My friend Spike Nesmith has repeatedly, over the years, asked me to check out some of the early films of Peter Jackson. "He's more than hobbits and King Kong," I'm told, to which I politely chuckle. In my world, Jackson is the maker of blockbusters dependent upon computer generated magic and make-up.
I read the Lord Of The Rings, after all. I don't want some D&D nerd fucking with how it looks in my head.
And then I saw Forgotten Silver.
Jackson's 1995 made-for-TV production tells the story of Colin McKenzie, a forgotten pioneer of film technique and production.
It was a teen McKenzie who first developed sound and color film, and who created inventive camera techniques while shooting his silent epic, Salomi.

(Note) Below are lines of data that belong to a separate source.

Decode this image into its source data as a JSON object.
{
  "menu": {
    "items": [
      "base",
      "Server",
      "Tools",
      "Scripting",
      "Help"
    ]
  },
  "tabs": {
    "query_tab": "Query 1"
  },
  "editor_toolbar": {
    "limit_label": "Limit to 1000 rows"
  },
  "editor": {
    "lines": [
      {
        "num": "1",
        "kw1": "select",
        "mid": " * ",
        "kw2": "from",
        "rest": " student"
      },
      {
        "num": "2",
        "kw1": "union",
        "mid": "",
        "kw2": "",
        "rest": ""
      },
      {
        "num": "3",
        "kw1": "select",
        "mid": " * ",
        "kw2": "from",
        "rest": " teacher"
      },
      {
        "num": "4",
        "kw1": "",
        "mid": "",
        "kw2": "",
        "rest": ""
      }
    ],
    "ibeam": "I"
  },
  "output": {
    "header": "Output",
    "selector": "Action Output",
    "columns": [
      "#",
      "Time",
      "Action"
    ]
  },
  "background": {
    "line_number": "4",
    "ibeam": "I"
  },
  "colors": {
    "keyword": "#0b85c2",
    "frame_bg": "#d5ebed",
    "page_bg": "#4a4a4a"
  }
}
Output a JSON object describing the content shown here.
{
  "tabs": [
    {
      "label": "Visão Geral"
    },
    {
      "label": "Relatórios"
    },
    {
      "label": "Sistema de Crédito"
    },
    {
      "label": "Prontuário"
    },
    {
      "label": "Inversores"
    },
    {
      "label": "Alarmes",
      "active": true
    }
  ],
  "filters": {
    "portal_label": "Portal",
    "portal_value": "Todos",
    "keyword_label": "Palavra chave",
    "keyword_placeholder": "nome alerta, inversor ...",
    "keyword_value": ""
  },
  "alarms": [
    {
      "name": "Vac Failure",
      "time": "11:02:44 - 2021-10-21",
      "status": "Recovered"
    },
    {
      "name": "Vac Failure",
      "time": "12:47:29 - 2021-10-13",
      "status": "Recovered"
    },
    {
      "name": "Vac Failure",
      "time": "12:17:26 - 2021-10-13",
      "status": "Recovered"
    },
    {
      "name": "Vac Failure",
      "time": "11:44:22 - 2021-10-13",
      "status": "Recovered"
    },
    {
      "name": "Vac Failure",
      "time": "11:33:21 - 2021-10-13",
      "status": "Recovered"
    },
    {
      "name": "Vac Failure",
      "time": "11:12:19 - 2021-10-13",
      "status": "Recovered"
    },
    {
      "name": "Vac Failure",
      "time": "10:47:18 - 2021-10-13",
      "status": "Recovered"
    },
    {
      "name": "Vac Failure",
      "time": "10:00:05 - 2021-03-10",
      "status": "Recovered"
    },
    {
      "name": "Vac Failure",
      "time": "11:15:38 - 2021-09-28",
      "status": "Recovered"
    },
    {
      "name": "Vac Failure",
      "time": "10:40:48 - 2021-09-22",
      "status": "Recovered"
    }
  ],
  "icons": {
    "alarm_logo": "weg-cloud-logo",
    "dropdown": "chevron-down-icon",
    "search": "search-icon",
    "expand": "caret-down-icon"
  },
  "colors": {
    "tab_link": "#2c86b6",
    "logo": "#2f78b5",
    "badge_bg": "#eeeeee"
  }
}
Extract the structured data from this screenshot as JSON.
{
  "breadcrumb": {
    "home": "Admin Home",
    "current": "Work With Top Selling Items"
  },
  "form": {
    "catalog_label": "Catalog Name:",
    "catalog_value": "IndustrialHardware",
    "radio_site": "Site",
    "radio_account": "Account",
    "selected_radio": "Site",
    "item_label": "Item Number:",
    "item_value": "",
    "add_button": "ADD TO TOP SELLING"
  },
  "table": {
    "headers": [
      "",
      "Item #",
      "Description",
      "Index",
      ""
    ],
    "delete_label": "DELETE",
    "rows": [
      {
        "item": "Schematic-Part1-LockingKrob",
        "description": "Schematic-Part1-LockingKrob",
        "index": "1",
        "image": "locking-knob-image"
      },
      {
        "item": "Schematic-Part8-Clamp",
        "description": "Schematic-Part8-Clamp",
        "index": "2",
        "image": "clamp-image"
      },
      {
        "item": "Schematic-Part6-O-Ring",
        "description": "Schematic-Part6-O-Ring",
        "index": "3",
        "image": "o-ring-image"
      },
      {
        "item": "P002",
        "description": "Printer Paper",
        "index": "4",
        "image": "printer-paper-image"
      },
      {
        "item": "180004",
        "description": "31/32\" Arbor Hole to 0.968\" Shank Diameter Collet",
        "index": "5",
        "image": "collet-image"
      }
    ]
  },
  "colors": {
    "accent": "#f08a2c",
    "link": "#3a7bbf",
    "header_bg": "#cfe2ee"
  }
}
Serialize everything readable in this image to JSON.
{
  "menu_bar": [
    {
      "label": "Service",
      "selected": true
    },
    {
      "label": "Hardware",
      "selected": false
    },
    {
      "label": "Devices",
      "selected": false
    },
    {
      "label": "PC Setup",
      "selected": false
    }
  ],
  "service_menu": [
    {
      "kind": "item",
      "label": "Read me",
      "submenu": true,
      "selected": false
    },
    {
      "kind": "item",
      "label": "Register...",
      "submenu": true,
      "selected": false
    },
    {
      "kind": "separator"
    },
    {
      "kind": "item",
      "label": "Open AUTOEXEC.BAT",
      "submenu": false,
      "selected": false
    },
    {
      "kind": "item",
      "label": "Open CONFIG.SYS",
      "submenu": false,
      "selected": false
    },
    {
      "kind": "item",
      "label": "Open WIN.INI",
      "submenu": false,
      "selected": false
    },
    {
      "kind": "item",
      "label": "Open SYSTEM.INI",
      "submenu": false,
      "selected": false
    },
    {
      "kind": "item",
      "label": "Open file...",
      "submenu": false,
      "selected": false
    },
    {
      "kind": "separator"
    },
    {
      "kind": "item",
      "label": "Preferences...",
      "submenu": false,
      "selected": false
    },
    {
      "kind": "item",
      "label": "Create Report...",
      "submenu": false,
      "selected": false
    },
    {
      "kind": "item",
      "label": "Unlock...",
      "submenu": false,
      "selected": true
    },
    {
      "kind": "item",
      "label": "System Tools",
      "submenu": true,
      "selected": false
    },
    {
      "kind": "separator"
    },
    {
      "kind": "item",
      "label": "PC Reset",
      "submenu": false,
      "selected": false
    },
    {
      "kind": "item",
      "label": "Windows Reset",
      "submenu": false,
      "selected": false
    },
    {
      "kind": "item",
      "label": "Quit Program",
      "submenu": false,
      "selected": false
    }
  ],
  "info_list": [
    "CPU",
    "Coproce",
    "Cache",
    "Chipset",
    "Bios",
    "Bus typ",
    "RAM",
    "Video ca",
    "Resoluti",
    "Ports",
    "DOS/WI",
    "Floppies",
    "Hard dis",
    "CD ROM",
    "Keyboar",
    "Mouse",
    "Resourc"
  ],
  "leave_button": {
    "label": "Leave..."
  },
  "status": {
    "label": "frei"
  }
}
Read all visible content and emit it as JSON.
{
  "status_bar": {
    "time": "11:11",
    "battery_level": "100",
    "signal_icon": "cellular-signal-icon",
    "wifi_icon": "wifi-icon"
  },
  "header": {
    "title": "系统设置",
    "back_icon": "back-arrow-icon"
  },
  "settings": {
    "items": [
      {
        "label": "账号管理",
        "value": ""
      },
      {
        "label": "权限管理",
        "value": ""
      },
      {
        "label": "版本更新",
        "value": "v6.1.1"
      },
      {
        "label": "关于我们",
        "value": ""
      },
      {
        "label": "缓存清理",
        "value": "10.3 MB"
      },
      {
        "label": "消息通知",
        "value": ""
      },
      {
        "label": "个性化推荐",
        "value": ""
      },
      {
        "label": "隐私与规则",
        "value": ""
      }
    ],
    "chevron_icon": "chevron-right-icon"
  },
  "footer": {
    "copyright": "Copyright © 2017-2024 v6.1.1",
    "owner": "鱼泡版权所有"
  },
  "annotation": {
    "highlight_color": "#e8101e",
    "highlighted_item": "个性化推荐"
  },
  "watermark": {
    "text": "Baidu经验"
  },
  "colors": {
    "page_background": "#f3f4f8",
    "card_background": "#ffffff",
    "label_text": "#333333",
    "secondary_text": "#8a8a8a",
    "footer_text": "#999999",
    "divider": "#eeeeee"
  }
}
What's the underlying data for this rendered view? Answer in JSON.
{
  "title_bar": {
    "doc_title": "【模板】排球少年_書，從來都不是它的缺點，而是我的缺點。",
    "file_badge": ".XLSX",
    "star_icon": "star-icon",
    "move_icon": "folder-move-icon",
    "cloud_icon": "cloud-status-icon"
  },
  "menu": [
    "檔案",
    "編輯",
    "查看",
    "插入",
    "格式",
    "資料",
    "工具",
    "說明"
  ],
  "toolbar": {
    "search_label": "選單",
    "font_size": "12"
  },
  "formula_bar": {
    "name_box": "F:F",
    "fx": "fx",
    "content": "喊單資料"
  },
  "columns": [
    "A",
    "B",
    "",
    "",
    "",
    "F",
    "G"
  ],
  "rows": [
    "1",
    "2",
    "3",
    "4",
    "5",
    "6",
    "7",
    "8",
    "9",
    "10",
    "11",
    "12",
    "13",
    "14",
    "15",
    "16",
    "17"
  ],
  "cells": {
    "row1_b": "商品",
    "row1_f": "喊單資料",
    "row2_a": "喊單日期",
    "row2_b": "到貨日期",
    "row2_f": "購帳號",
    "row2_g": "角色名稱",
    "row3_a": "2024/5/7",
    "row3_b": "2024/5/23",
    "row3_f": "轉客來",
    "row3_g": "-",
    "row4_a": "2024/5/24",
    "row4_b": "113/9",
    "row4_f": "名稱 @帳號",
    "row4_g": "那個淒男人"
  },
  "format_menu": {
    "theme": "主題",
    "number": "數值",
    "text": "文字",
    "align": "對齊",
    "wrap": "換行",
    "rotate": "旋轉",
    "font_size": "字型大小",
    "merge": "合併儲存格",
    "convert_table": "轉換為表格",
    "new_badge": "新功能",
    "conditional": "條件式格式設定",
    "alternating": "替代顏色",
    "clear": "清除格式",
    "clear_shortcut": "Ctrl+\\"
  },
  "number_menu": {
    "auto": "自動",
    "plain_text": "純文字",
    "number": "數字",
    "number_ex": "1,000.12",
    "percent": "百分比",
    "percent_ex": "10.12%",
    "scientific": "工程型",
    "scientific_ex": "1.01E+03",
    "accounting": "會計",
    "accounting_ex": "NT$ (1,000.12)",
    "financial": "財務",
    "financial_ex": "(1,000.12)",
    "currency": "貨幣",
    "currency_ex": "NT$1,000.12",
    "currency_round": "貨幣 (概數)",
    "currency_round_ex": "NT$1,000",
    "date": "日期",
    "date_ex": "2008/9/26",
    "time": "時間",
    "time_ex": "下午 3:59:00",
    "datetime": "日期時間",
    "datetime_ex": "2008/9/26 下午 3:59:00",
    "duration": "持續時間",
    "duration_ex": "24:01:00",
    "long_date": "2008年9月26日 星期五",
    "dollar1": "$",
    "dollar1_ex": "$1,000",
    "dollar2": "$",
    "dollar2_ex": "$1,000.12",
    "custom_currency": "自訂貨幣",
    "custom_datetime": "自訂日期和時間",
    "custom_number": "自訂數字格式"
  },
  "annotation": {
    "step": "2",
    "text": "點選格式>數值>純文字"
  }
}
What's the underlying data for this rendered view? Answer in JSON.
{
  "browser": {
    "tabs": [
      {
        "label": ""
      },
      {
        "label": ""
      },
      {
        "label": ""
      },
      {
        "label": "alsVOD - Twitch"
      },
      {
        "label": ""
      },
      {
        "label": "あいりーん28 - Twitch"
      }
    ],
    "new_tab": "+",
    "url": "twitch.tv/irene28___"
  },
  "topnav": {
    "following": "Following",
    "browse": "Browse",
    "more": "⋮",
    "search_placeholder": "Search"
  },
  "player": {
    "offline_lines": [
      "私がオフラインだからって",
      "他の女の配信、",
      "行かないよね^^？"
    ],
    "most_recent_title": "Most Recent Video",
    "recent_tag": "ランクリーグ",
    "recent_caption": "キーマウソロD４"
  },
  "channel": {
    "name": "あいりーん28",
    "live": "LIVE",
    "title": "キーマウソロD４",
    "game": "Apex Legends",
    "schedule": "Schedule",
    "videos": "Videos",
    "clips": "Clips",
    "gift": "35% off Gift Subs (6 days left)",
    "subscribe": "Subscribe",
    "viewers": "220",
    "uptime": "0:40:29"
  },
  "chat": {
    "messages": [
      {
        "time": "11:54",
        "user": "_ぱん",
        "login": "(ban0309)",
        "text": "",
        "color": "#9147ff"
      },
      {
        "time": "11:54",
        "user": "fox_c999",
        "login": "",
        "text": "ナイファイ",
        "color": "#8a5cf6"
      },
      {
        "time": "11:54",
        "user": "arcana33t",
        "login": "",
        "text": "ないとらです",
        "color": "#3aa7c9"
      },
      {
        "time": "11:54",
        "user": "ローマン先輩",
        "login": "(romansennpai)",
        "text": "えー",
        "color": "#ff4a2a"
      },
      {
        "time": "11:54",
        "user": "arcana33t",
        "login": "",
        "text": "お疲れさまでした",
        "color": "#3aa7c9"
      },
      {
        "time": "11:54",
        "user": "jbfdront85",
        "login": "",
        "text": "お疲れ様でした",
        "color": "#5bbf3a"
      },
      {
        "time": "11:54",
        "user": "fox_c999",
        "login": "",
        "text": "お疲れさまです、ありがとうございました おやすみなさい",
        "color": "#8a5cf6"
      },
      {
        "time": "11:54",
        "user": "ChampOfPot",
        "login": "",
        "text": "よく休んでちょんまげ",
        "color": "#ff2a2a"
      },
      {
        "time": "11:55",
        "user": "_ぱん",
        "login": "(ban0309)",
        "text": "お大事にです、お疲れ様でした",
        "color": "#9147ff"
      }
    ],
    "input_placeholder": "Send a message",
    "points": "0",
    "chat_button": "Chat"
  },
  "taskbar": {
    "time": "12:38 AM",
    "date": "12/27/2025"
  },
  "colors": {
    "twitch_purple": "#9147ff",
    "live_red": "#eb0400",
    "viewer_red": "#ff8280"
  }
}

After finding McKenzie's films locked away in a chest inside an old shed, Jackson and a team of filmmakers document the restoration of McKenzie's work so that it might receive the attention and honor it deserves.
There is one swerve: not a single frame of what looks like a documentary is real. It's simply Jackson's homage to inventive creators of the medium, and to silent film and movie making.
Forgotten Silver is more than entertaining. It's tightly written, well produced and never sells out on the documentary concept. It's simply brilliant.